A Different Kind of War
Normal Words and Weapons no longer work. Ancient ones do.
The most terrifying thing I’ve heard yet about the Russia-Ukraine crisis is the Patriarch of the Russian Orthodox Church, a puppet of Putin, saying this: "God forbid that the current political situation in brotherly Ukraine should be aimed at ensuring that the evil forces that have always fought against the unity of Russia and the Russian Church prevail.”
While the West has put its faith in a rationalist version of politics—and while its religious literacy and understanding plummets to historic lows—the old forms are emerging at the very point that we began operating within the Steven Pinkerian conceit of ‘Enlightenment Now’.
In this worldview, we’ve left those silly old things (like religious meaning) behind, and the ‘better angels’ of our nature are emerging—in large part due to our Reason.
From a New York Times Review:
“…the escalator of Reason leads us to it [an understanding of the Golden Rule, for instance]. It is this kind of moral thinking, Pinker points out, that helps us escape traps like the Cuban missile crisis, which, if the fate of the world had been in the hands of leaders under the sway of a different kind of morality — one dominated by ideas of honor and the importance of not backing down — might have been the end of the human story. Fortunately Kennedy and Khrushchev understood the trap they were in and did what was necessary to avoid disaster.”

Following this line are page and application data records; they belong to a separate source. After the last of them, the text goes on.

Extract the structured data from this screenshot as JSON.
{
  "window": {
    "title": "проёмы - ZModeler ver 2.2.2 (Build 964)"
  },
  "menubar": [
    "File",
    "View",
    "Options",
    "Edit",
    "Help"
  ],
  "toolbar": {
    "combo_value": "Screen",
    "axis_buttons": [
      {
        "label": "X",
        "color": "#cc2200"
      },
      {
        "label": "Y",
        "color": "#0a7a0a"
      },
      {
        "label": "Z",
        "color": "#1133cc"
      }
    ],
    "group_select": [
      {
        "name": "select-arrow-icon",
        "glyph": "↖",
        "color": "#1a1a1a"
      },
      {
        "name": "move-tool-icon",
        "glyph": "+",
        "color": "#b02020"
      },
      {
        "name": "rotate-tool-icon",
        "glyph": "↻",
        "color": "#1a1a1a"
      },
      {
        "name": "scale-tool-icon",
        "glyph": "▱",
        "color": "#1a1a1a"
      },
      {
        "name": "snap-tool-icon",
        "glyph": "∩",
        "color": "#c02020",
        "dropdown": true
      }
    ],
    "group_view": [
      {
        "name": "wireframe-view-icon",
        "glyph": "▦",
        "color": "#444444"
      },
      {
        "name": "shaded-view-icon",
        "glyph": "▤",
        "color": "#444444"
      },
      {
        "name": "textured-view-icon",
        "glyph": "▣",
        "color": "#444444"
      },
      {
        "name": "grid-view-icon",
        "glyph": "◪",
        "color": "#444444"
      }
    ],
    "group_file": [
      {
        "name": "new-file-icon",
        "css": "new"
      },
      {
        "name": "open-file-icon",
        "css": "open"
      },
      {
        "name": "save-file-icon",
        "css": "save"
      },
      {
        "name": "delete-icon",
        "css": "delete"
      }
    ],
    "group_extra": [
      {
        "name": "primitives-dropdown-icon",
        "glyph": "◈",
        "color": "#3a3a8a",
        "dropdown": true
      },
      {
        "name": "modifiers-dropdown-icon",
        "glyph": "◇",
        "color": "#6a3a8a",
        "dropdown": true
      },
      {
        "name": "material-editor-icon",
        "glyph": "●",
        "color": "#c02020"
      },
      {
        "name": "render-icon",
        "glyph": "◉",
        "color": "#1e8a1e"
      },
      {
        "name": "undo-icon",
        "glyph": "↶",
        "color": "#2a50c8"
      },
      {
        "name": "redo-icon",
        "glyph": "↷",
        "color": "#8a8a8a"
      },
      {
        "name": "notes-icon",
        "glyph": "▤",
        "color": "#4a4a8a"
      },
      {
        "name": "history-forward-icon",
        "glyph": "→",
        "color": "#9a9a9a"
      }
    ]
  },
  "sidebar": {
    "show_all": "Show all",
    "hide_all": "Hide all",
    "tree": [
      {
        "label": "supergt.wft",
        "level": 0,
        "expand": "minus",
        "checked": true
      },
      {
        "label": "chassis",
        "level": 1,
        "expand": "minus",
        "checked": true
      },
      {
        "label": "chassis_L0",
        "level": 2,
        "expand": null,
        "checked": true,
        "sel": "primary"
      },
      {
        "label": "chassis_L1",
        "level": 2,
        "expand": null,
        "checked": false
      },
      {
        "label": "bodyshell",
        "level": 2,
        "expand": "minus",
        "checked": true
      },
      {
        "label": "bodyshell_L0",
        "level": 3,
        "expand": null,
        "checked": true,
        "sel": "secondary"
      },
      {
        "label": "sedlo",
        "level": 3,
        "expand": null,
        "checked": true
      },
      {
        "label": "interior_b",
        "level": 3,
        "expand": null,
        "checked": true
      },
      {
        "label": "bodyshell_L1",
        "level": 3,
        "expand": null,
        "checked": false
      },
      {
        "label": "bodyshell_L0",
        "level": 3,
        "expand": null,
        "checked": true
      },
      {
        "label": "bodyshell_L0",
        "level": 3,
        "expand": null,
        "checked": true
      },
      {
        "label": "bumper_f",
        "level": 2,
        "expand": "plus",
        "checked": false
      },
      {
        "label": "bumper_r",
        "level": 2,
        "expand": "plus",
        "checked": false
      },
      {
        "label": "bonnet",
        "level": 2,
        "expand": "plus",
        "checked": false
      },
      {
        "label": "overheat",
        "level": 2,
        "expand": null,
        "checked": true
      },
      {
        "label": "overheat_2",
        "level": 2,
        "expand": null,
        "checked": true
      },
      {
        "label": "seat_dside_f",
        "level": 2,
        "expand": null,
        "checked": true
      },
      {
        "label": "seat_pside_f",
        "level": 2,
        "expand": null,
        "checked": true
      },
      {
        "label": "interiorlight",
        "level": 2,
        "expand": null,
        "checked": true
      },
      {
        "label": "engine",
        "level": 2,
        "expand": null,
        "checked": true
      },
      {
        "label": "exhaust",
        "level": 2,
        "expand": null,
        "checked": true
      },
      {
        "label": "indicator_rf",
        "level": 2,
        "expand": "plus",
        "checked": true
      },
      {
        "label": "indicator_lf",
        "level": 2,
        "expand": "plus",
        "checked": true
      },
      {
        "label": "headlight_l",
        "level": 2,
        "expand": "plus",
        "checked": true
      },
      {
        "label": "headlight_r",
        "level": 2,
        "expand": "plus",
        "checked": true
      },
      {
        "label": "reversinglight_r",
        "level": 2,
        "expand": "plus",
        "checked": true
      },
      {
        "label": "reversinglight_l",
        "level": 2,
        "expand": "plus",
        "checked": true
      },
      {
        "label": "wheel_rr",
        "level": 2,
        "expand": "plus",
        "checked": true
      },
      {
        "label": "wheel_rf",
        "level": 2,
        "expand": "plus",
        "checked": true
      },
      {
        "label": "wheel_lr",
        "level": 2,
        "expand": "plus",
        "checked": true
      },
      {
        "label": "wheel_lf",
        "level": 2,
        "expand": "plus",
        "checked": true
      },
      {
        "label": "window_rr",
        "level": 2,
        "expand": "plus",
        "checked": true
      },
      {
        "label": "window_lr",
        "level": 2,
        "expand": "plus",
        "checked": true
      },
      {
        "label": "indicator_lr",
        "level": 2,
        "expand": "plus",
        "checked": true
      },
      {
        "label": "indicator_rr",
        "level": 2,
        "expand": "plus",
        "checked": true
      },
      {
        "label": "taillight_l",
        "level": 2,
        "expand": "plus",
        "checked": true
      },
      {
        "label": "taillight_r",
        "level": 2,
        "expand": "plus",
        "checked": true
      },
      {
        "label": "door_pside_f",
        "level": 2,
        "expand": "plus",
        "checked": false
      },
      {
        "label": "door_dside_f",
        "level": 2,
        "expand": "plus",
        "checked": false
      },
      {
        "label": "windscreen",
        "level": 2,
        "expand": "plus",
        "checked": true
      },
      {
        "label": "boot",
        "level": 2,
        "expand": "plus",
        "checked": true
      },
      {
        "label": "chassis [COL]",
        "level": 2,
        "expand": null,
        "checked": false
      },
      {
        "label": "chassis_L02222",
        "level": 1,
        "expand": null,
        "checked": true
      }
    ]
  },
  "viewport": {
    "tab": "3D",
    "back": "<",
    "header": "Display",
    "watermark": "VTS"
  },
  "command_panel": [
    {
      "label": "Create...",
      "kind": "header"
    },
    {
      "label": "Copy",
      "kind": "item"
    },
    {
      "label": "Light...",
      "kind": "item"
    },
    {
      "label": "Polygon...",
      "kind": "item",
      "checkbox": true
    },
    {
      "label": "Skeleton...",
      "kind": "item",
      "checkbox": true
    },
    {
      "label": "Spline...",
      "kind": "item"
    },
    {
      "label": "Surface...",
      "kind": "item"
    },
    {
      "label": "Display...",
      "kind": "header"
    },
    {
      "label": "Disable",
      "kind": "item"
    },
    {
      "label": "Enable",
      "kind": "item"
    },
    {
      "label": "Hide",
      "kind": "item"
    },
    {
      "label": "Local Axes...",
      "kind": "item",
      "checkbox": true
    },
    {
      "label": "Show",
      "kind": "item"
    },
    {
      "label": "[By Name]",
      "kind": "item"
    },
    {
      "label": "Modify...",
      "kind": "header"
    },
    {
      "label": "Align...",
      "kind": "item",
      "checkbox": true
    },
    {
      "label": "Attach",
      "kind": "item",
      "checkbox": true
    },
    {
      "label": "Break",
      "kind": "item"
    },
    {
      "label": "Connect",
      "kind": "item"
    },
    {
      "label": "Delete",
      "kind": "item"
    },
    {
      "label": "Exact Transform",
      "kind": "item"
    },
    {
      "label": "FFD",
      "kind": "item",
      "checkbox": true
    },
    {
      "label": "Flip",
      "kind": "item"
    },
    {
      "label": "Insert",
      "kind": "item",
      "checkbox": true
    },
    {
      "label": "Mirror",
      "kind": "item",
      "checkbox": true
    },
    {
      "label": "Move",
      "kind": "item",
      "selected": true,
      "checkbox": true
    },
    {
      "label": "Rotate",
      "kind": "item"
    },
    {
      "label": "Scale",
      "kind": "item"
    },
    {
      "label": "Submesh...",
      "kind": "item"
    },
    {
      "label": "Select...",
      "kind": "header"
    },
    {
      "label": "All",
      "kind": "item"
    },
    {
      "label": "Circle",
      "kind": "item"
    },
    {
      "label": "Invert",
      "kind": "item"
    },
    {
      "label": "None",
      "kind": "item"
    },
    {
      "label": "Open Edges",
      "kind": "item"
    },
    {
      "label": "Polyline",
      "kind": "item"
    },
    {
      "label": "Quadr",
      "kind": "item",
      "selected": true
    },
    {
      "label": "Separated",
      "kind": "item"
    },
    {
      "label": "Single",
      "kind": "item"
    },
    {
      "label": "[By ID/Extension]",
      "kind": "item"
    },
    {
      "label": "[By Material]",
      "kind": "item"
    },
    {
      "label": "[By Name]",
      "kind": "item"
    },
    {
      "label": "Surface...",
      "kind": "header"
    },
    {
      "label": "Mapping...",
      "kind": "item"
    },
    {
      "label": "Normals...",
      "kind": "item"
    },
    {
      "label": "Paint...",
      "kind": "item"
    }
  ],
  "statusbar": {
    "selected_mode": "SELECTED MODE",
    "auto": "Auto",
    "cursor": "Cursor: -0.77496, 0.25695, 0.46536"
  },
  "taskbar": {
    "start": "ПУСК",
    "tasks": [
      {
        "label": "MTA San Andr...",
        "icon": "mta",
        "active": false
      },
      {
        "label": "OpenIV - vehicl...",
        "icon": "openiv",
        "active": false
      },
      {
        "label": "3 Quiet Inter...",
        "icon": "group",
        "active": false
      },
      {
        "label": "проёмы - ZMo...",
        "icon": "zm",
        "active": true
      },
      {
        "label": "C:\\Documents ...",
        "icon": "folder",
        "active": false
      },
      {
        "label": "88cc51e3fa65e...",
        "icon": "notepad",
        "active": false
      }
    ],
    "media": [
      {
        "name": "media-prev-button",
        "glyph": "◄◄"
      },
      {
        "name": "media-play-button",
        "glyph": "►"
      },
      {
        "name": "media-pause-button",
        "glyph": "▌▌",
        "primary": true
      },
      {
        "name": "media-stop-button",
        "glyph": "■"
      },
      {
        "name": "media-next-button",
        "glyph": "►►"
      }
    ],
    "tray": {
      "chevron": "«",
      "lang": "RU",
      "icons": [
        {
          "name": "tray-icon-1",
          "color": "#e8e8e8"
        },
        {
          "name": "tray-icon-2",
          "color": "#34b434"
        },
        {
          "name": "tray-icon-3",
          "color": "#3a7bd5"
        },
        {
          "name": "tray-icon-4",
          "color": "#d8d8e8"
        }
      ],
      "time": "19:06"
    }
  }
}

That hasn’t aged well.
Today the dark powers are stirring—and they don’t give a damn about our rationality. They are mimetic, they are rivalrous, they are prideful, and they seek power at all costs.
Putin’s models of desire are old. They don’t just come from the 70’s and 80’s, when he was cutting his teeth in the former USSR, but from nineteenth century imperialist, nationalist Russia. Forfare Davis put it well to me in a tweet: “Modernity actively erases any memory of the pre-modern past, so Putin will continue to be unintelligible to our ‘experts’ and that is his most formidable advantage.”
Better science won’t save us from this threat so ancient and yet so new.
Ancient Weapons for a New War
The past few days I have been re-reading René Girard’s most important contribution to the psychology of war, “Battling to the End.” He writes this:
“The twilight of war could result in the worst, as it could in the best. There is no destiny involves because humans are entirely able to renounce their violence. Ancient India had a capacity for renunciation that the West does not imagine. There is an implacable Hindu view on this precisely because that culture does not fear to acknowledge that human activity essentially comes under the category of war. The Iliad is nothing next to the Mahabharata. This is not a question of believing in catastrophe at all cost or of comparing the number of dead today with that of yesterday in order bring the seriousness of our time into perspective. We have to understand the unpredictability of violence is what is new: political rationality, the latest form of ancient rituals, has failed. We have entered a world of pure reciprocity…”
There is so much to say about the unfolding situation in Ukraine from a Girardian perspective that I don’t even know where to begin. The world doesn’t need another Hot Take, and I don’t want this edition of the newsletter to consist of an extended commentary on Girard’s book. (You’re better off just reading it.)
I’m also aware that the ‘political rationality’ that Girard makes reference to—which our leaders think is a substitute for renunciation, even in the face of an irrational actor—would be the very trap I would be falling into by attempting to make the rational case against mimetic escalation.
I have been at a loss as to what exactly to do or write. As I walked around my neighborhood in Washington, DC, today (a beautiful one) I started to simply look forward to—actually long for—this coming Wednesday, which is Ash Wednesday: the beginning of Lent in my tradition. This provided me with the solace of hope.
I’ve never hungered for hunger so much in my life.